**Requirement:** Find the lines below in which the string "title" occurs. Copy each one.

Excerpts from an interface dataset
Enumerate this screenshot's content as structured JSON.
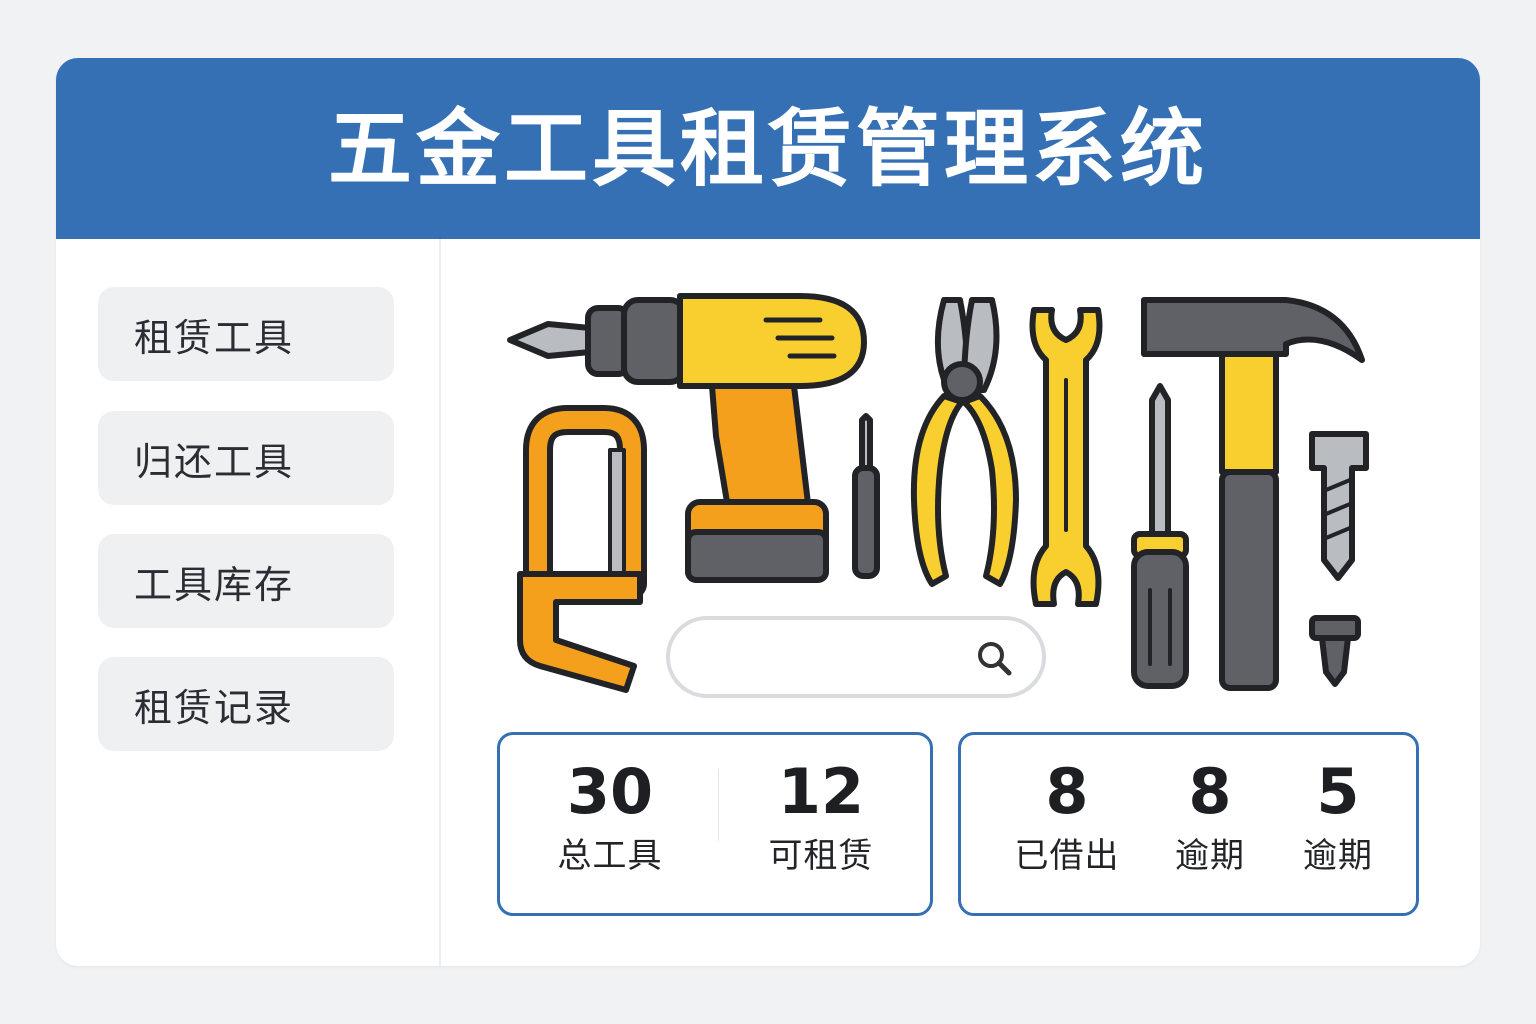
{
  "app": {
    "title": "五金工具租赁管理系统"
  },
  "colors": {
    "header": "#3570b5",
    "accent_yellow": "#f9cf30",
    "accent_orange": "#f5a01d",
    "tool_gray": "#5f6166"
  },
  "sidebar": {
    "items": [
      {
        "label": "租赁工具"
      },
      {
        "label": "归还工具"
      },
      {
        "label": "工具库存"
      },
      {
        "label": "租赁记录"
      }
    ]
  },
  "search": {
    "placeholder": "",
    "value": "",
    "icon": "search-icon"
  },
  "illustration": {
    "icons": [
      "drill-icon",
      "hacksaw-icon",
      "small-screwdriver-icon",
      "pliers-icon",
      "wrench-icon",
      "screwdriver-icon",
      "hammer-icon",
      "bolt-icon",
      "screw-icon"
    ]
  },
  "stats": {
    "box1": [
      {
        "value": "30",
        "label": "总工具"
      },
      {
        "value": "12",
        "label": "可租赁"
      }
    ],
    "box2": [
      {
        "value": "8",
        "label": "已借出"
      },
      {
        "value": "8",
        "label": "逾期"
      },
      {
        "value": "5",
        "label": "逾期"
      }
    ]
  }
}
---
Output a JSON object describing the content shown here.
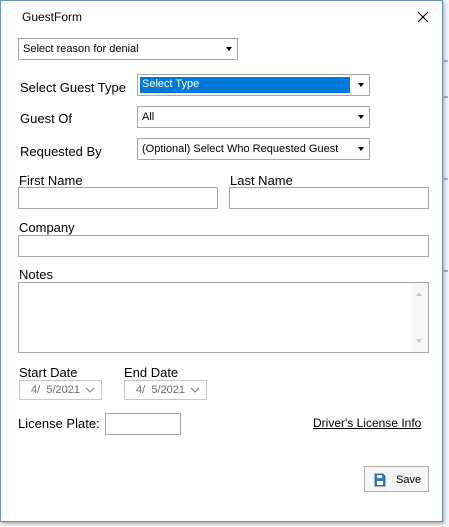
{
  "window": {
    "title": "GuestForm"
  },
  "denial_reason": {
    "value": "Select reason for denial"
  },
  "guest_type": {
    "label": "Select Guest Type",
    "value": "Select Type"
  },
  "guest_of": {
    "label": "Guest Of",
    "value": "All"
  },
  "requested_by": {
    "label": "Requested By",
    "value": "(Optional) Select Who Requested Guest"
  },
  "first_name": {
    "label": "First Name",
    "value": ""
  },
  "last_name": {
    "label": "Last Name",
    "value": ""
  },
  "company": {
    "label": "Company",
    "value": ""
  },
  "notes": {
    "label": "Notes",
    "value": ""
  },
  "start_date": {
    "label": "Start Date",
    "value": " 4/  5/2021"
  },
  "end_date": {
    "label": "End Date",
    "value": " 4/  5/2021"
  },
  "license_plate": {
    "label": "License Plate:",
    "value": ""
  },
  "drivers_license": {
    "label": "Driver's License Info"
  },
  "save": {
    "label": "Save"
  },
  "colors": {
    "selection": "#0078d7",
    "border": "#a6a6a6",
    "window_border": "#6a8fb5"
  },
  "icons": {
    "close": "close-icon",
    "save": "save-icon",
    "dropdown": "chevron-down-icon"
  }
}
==
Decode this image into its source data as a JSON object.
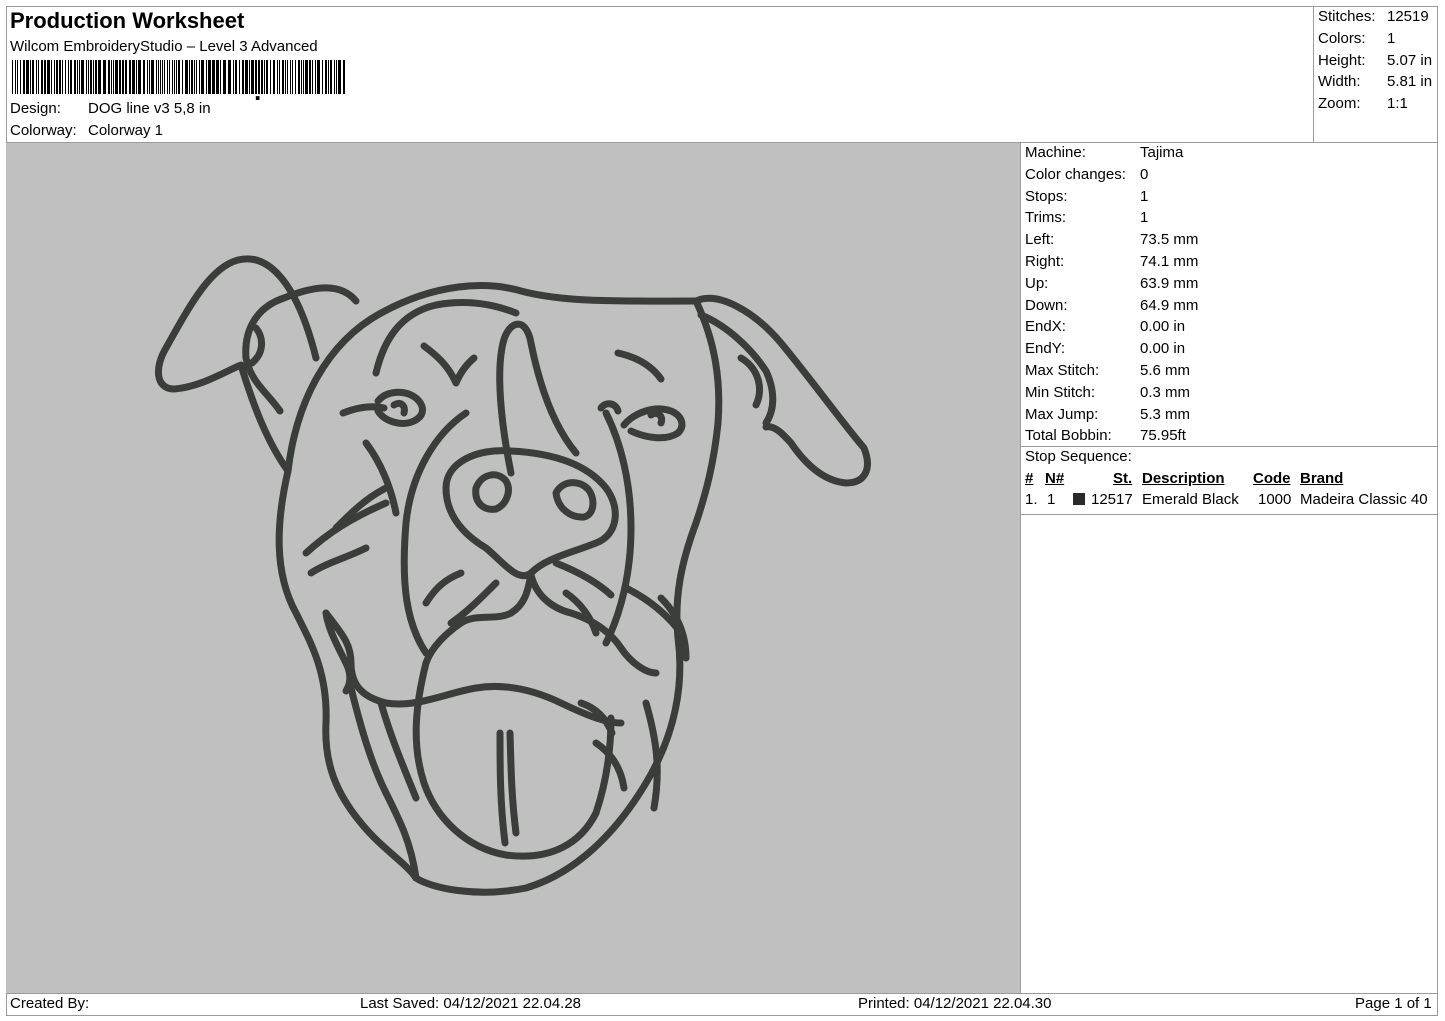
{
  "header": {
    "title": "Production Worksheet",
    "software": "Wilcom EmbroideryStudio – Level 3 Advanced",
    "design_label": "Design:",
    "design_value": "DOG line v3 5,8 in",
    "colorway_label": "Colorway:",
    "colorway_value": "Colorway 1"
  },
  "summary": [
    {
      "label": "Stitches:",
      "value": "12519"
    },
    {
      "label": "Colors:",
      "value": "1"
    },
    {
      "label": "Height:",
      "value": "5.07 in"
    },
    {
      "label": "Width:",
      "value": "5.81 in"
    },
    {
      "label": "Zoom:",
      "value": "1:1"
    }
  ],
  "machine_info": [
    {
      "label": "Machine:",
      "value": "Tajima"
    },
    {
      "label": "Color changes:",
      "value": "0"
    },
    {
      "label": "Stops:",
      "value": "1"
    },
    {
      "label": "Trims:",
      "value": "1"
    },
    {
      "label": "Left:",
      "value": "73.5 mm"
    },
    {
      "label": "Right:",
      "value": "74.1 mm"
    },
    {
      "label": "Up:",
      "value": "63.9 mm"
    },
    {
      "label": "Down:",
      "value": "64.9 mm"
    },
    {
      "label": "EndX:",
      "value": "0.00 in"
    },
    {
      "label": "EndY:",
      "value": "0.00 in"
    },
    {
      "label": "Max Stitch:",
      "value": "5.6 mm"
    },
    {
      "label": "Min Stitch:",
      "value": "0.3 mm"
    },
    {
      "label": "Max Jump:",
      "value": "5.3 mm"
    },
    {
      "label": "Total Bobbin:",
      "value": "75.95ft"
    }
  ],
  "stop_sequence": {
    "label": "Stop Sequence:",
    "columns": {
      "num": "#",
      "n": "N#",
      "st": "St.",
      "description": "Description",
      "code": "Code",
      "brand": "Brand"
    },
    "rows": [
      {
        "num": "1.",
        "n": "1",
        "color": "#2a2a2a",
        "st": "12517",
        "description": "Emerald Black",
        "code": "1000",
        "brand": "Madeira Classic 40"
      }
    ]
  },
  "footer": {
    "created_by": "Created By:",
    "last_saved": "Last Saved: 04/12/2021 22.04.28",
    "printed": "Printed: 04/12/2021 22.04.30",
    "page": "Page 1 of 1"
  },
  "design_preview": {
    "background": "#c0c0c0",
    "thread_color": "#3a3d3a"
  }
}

**Solution to the exercise:**
    "title": "五金工具租赁管理系统"
    "title": "GuestForm"
    "title": "Production Worksheet",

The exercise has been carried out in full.